We've heard from the sex workers about Mar 16 2008
Psychologist Christopher Ryan, author of "Sex in Prehistory," says the desire for sex with more than one person has always been there -- for leaders and followers alike. "The desire is not a function of status or power -- it's a question of availability."
What's relatively new to the human race, he said, is the ability to exercise power and the connection between power and sex.
That's because, for most of human existence, there was only so far a man could coerce others when food was essentially free and hard to hoard. And until relatively recently, sex with multiple partners was the norm. "It would have been very unusual 100,000 years ago for a person to have one sexual partner for 30 years," said Ryan in an interview from Barcelona.
She points out that, while powerful men throughout western history have married monogamously (they had only one legal wife at a time), they have always mated polygynously (they had lovers, concubines, and female slaves). Many had harems, consisting of hundreds and even thousands of virgins. With their wives, they produced legitimate heirs; with the others, they produced bastards (Betzig's term). Genes and inclusive fitness make no distinction between the two categories of children. While the legitimate heirs, unlike the bastards, inherited their fathers' power and status and often went on to have their own harems, powerful men sometimes invested in their bastards as well.
As a result, powerful men of high status throughout human history attained very high reproductive success, leaving a large number of offspring (legitimate or otherwise), while countless poor men in the countryside died mateless and childless.
Update: And one more from Natalie Angier:

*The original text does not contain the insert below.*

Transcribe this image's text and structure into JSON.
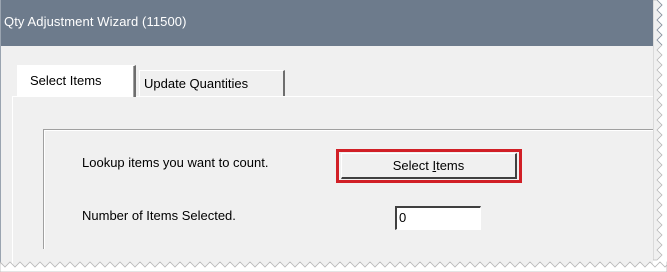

Yet as biologists have discovered through the application of DNA paternity tests to the offspring of these bonded pairs, social monogamy is very rarely accompanied by sexual, or genetic, monogamy. Assay the kids in a given brood, whether of birds, voles, lesser apes, foxes or any other pair-bonding species, and anywhere from 10 to 70 percent will prove to have been sired by somebody other than the resident male.